Flushing now has a large Asian community, but the area has played a role in numerous historical events.
"There is a Revolutionary War history and Civil War history," said McDonnell, who is hoping Manhattanites will take the time and a 40 minute trip on the 7 train to see for themselves.
"Not only can you learn about the history of Flushing, but you can see it," she said.
Time: 10:00 a.m. – 12:00 p.m.
Walk Host: Gerald A. Thomas, Managing Director of the Brownsville Partnership
Meeting Place: 3 Train Stop at Rockaway and Livonia Ave
A walking tour of Brownsville.
While it might make headlines for shootings, gang violence and, more recently, the loss of beloved and “unofficial mayor” Greg "Jocko" Jackson, there is more to this neighborhood in Brooklyn's backyard.
"It has distinguished citizens and a huge boxing legacy," said Gerald A. Thomas, the managing director of the Brownsville Partnership. "Larry King, the Three Stooges are all from Brownsville."
Those attending the tour will visit some of the area's boxing gyms as well as the largest concentration of public housing in the country.
"There are also come great institutional structures," said Thomas.

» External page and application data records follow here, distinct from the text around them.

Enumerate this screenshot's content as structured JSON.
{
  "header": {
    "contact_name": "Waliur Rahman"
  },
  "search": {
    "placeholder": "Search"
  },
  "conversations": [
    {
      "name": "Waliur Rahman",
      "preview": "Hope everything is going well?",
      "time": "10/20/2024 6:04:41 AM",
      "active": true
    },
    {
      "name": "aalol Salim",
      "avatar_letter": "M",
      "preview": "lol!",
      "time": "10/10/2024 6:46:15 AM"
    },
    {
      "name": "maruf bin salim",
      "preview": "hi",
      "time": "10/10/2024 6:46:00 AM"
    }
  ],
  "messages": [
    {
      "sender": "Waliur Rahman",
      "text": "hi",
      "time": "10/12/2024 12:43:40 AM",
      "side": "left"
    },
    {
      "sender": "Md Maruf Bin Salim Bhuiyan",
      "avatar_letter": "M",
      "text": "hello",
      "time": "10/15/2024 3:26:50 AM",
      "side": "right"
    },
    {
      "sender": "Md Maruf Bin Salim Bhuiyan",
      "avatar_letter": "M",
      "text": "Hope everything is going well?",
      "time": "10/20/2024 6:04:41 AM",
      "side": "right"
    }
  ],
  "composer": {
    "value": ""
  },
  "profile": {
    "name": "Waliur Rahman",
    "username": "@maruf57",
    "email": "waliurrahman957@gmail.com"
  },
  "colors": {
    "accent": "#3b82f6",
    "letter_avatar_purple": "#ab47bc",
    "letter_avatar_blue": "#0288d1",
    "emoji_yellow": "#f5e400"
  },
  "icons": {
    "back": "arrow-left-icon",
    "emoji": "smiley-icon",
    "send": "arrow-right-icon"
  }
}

The Stone Avenue Branch of the Brooklyn Public Library, which opened in 1914 as one of the one of the later Carnegie branches, was the world’s first public library devoted to children.
"I want people to understand there are great things happening here," said Thomas.
Date: May 6
Time: 8:00 a.m. – 10:00 a.m (first stretch of a walk that traces Broadway from top to bottom over 12 hours)
Walk Host: Mary Miss, Gabriel Willow, Daniel Hauben, Don Rice
Meeting Place: The intersection of Broadway and Van Cortlandt Park South
Local Bronx artist Daniel Hauben has the honors of kicking off the longest walk of weekend, that will follow the Great White Way from start to finish as six sets of guides work as a relay team along the way.
For his part in the 12 hour relay, Hauben will guide walkers through the borough that he has captured in oil on canvas for decades.
"I have set my easel up along that stretch [Broadway] and all around The Bronx for many years," he said.
Hauben, 55, is planning to bring some of his work along the stretch to parallel art with reality.
"What I am interested in is the unique urban landscape, which often includes the elevated trains, the buildings," said Hauben, "and the people and the unique attitude or body language of the inhabitants of The Bronx — playing dominoes, vendors on the street."
The entire Broadway walk has been organized by Mary Miss/the City as Living Laboratory. The organization's initiative to be enacted next year is to establish a "green corridor" by installing small projects by artists and environmental designer that emphasize to the city as an urban ecosystem.
"We would like people to see new ideas that are sustainable," said Mary Miss, a 67-year-old artist and Tribeca resident.